Morpheus 02 wrote:
But having Superman not able to save a "weaker" human who has protected him his whole life, and who has an especially strong hold on his heart (his 3rd weakness) -- that's powerful.
Also, knowing that a big part of his life is gone..again, makes the "god" a real human.
Being shown as part of a close family relationship where he can be himself can also
help make him more human. Indeed, that was part of the point of the Byrne reboot. Pre-Crisis, with his parents dead, Clark/Superman was a detached outsider who never really let his guard down and showed his true self to any of the human beings in his life. He was always hiding and tricking them, putting on an act, whether it was the act of Clark or the act of Superman. The only times he was himself were in the Fortress of Solitude with his robots, a very Kryptonian environment -- or when he was with fellow Justice Leaguers who were themselves larger than life.
But in the post-Byrne comics, and in Lois and Clark
, having regular contact with both his parents made him feel a lot more
human. Byrne's innovation was in abandoning the idea that Clark Kent was just a facade the alien wore, and instead making Clark Kent the real person and Superman the facade. That made him much more human and relatable. And that continuing tie to his living parents was the linchpin of the whole thing, the reason why he saw himself as a Kent first and a superhero second. He didn't need to lose Jonathan to be humanized. He was plenty human with both parents alive, more human than he'd ever been before. Because it's not just our grief and loss that makes us human, it's our relationships. The reason loss makes us grieve is because it takes those relationships away from us.
Other Superheroes can have their parents intact....but losing just one (and it could be Martha; mothers rarely die, and even rarer, a widower survives), would be enough for Superman.
And Superman can also
have his parents intact. This is not some abstract, untested suggestion. It was done in the comics and almost every adaptation thereof for over 20 years, and it was done successfully.
While true, people have sought shelter in under/overpassses from tornadoes (and there's two notable examples of it in common tornado "home footage) and survived, usually in cases where the tornado didn't hit the overpass directly. So while a bad idea it's something that HAS been done by people.
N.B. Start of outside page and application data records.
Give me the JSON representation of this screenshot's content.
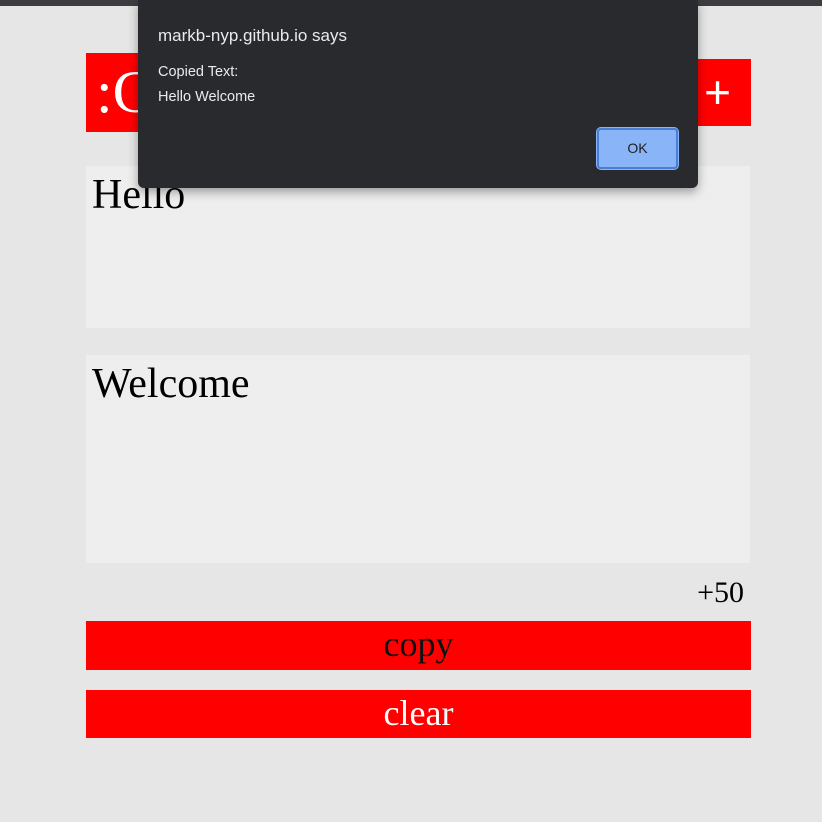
{
  "header": {
    "title_fragment": ":C",
    "add_label": "+"
  },
  "fields": [
    {
      "value": "Hello"
    },
    {
      "value": "Welcome"
    }
  ],
  "counter": "+50",
  "buttons": {
    "copy": "copy",
    "clear": "clear"
  },
  "dialog": {
    "title": "markb-nyp.github.io says",
    "message_line1": "Copied Text:",
    "message_line2": "Hello Welcome",
    "ok_label": "OK"
  },
  "colors": {
    "accent": "#ff0000",
    "background": "#e6e6e6",
    "field_bg": "#eeeeee",
    "dialog_bg": "#292a2d",
    "dialog_button": "#8ab4f8"
  }
}
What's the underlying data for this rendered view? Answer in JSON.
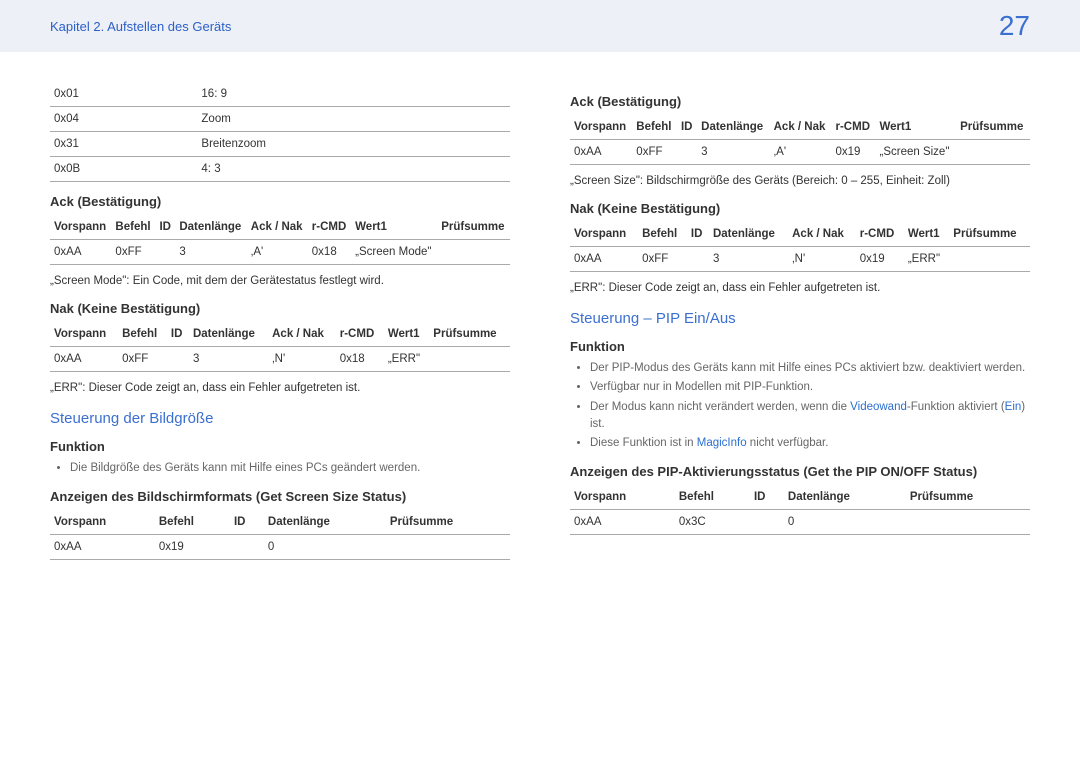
{
  "header": {
    "chapter": "Kapitel 2. Aufstellen des Geräts",
    "page": "27"
  },
  "left": {
    "codes": [
      [
        "0x01",
        "16: 9"
      ],
      [
        "0x04",
        "Zoom"
      ],
      [
        "0x31",
        "Breitenzoom"
      ],
      [
        "0x0B",
        "4: 3"
      ]
    ],
    "ack_title": "Ack (Bestätigung)",
    "ack_head": [
      "Vorspann",
      "Befehl",
      "ID",
      "Datenlänge",
      "Ack / Nak",
      "r-CMD",
      "Wert1",
      "Prüfsumme"
    ],
    "ack_row": [
      "0xAA",
      "0xFF",
      "",
      "3",
      "‚A'",
      "0x18",
      "„Screen Mode\"",
      ""
    ],
    "ack_note": "„Screen Mode\": Ein Code, mit dem der Gerätestatus festlegt wird.",
    "nak_title": "Nak (Keine Bestätigung)",
    "nak_row": [
      "0xAA",
      "0xFF",
      "",
      "3",
      "‚N'",
      "0x18",
      "„ERR\"",
      ""
    ],
    "nak_note": "„ERR\": Dieser Code zeigt an, dass ein Fehler aufgetreten ist.",
    "sec_title": "Steuerung der Bildgröße",
    "func_title": "Funktion",
    "func_bullet": "Die Bildgröße des Geräts kann mit Hilfe eines PCs geändert werden.",
    "status_title": "Anzeigen des Bildschirmformats (Get Screen Size Status)",
    "status_head": [
      "Vorspann",
      "Befehl",
      "ID",
      "Datenlänge",
      "Prüfsumme"
    ],
    "status_row": [
      "0xAA",
      "0x19",
      "",
      "0",
      ""
    ]
  },
  "right": {
    "ack_title": "Ack (Bestätigung)",
    "ack_head": [
      "Vorspann",
      "Befehl",
      "ID",
      "Datenlänge",
      "Ack / Nak",
      "r-CMD",
      "Wert1",
      "Prüfsumme"
    ],
    "ack_row": [
      "0xAA",
      "0xFF",
      "",
      "3",
      "‚A'",
      "0x19",
      "„Screen Size\"",
      ""
    ],
    "ack_note": "„Screen Size\": Bildschirmgröße des Geräts (Bereich: 0 – 255, Einheit: Zoll)",
    "nak_title": "Nak (Keine Bestätigung)",
    "nak_row": [
      "0xAA",
      "0xFF",
      "",
      "3",
      "‚N'",
      "0x19",
      "„ERR\"",
      ""
    ],
    "nak_note": "„ERR\": Dieser Code zeigt an, dass ein Fehler aufgetreten ist.",
    "sec_title": "Steuerung – PIP Ein/Aus",
    "func_title": "Funktion",
    "bullets": [
      "Der PIP-Modus des Geräts kann mit Hilfe eines PCs aktiviert bzw. deaktiviert werden.",
      "Verfügbar nur in Modellen mit PIP-Funktion."
    ],
    "bullet_videowand_pre": "Der Modus kann nicht verändert werden, wenn die ",
    "bullet_videowand_link": "Videowand",
    "bullet_videowand_post": "-Funktion aktiviert (",
    "bullet_ein": "Ein",
    "bullet_close": ") ist.",
    "bullet_magic_pre": "Diese Funktion ist in ",
    "bullet_magic_link": "MagicInfo",
    "bullet_magic_post": " nicht verfügbar.",
    "status_title": "Anzeigen des PIP-Aktivierungsstatus (Get the PIP ON/OFF Status)",
    "status_head": [
      "Vorspann",
      "Befehl",
      "ID",
      "Datenlänge",
      "Prüfsumme"
    ],
    "status_row": [
      "0xAA",
      "0x3C",
      "",
      "0",
      ""
    ]
  }
}
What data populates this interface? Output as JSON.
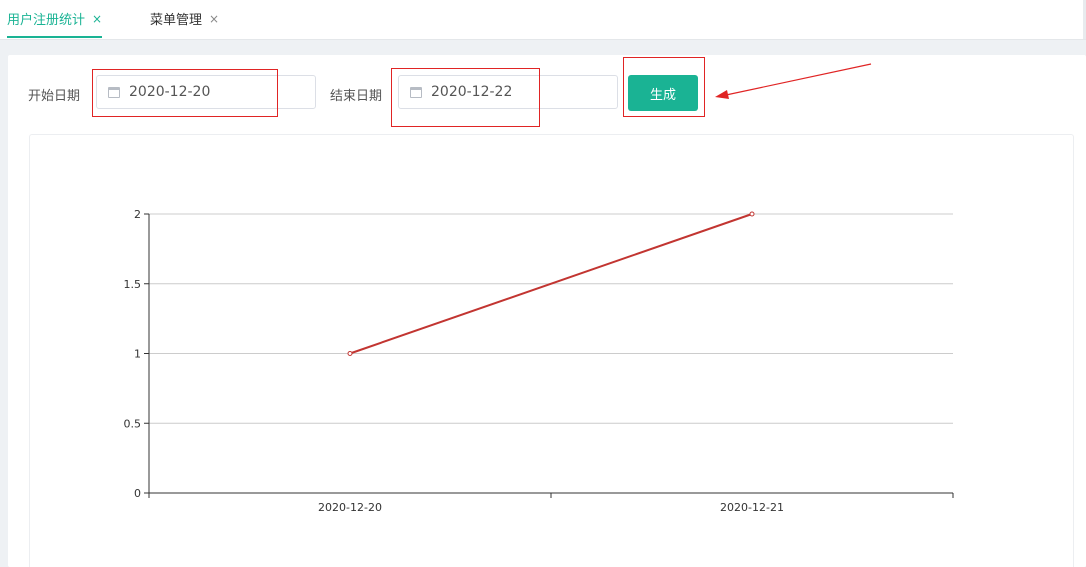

People have survived doing lots of dangerous things. That doesn't make them good ideas, and it doesn't make it any less irresponsible for the filmmakers to put such horrible advice in their movie.